Ulwazi High principal Nomampondomise Kosani called the group of 38, aged 14 to 18, together and forced them, in front of the teens’ parents, guardians and teachers, to point out their girlfriends.
Kosani first called the 38 in after two girls were found kissing in a bathroom. She sent them all home with a letter which ordered them to return with their parents.
Many parents were shocked, but some held out that their children had the right to decide on their own sexual orientation.
But there were reports of parents heading home to berate their children and force them to “stop” being gay – with violence if necessary.
Kosani refused to comment, saying how she dealt with “problems” at her school was not a matter for the media.
Eastern Cape education department spokesman Malibongwe Mtima said: “Whoever is behind this, will have to face the wrath of the department.”

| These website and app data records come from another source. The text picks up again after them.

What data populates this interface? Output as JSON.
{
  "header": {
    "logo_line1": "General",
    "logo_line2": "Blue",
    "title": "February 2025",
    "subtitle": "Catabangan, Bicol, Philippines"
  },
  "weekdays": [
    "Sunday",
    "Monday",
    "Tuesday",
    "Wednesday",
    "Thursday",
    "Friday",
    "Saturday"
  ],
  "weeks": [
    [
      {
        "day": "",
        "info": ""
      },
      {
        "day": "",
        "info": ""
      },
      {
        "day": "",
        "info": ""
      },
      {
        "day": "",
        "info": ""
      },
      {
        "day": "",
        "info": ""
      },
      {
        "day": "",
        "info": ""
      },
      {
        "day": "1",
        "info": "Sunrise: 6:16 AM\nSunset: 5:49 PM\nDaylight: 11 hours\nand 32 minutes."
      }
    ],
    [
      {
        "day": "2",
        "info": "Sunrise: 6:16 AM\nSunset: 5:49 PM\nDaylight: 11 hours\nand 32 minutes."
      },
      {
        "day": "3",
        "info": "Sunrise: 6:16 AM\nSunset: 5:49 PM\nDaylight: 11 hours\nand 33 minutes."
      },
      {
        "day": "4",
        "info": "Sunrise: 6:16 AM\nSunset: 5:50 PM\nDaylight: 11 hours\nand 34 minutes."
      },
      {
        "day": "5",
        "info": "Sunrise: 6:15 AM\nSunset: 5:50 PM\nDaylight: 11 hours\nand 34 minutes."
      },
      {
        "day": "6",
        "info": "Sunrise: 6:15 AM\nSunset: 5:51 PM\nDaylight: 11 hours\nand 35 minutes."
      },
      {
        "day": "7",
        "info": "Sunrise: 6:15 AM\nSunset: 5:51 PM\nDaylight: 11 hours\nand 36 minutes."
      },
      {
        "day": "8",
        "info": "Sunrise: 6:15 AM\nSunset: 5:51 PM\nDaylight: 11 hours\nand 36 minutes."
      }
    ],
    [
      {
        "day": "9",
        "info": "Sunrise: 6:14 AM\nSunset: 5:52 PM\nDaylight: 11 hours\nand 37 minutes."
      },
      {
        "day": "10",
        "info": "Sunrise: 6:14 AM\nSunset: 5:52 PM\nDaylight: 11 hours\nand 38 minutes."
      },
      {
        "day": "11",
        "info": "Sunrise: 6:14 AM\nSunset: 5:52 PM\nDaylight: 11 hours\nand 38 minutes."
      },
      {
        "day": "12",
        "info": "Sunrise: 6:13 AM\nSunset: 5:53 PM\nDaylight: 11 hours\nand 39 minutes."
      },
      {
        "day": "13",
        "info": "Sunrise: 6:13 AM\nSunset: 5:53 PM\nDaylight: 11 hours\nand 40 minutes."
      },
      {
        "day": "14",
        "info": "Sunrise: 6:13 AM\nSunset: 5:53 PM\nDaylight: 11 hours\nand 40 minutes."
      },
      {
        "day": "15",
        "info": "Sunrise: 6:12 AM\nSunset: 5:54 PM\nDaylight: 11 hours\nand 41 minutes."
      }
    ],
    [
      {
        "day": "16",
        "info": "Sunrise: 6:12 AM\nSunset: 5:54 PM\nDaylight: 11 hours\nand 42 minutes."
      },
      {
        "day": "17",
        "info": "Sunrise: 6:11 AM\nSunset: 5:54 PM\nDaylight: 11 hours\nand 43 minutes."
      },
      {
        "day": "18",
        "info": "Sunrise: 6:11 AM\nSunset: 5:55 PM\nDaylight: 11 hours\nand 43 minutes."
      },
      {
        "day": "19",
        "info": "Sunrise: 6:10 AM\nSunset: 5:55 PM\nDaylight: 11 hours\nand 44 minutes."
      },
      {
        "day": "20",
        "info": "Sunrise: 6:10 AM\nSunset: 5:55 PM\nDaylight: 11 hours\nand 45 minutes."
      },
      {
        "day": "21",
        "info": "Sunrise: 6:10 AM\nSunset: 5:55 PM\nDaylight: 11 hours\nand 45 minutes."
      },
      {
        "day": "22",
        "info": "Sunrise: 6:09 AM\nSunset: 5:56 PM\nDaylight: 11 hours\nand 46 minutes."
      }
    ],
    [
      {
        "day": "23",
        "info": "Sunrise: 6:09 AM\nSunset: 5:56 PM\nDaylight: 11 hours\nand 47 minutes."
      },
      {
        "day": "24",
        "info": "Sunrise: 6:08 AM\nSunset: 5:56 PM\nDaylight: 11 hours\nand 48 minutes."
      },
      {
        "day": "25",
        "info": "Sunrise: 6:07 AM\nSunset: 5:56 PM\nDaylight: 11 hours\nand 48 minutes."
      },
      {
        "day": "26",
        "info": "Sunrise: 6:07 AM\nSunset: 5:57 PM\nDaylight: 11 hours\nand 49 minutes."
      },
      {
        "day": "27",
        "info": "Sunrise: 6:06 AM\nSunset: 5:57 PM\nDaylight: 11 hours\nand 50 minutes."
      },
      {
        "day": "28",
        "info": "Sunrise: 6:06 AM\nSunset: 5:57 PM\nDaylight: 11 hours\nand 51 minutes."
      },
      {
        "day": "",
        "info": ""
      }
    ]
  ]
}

Mtima said the constitution did not allow anyone to be segregated on the basis of gender or sexual orientation.
Grade 10 pupils caught up in the parade were deeply upset.
“We felt like our rights were violated. We were made to feel that being a lesbian is a crime.
“If pupils were breaking the rules by kissing in the bathroom then they should have been called to order.
“Everyone should not have been punished,” a Grade 10 pupil said.
At the school meeting, parents were informed that their children were disrupting the school and teaching other pupils “bad habits”.
A parent, who said she knew of her child’s sexual preference, felt that the school was wrong in segregating the children and making them disclose their sexual orientation in front of others. Other parents said they were grateful for the meeting as they had no idea their girls were gay.
The Dispatch spoke to some parents and guardians, who did not want to disclose their names for fear their children would be discriminated against.
“My daughter came home with a letter from school saying she was being accused of being gay at school.
“We have always been close and shared a lot together. When I got to the school, I was shocked to hear her stand up and admit to being gay. She has never mentioned anything.
“The school has made us as parents aware, and now it is our role to go back home and talk to our children.”
“As shocked as I was with learning my child was gay, I still think that there could have been better ways to handle this situation. I was embarrassed on behalf of my child, who was made to stand up and disclose her orientation.
“There were also mixed emotions from parents and I feel that they will not handle this situation well.
“I have heard that there are parents who are going to beat up their children for being gay.”
“The school can only punish children if they are being disruptive and breaking school rules.”
“My child stood up and said she did not tell me because she was scared of how I would react, ” said another parent.
An angry parent said: “I will not accept this at all. My child is too young to even know whether she is gay or not. As long as she lives under my roof, she is going to become who I want her to be. I am going to sit down with her today and we are going to talk about this.”
The Dispatch tracked down more girls late yesterday who said they were called disgusting names at the school, accused of “forcing” young girls into relationships and were gay because they came from broken homes where there were no “father figures”.
Mtima said the department would follow up on the matter. However, legal adviser for the provincial Commission for Gender Equality Kerry-Anne Oosthuyzen said the matter could be headed for the commission and then the Equality Court.
“It must be strongly recorded that educators hold no legal right to require pupils to disclose their sexual orientation,” she said.
“Moreover, the educators may be reported to the South African Council for Educators.” — firstname.lastname@example.org
Would you like to comment on this article or view other readers' comments? Register (it’s quick and free) or sign in now.
Please read our Comment Policy before commenting.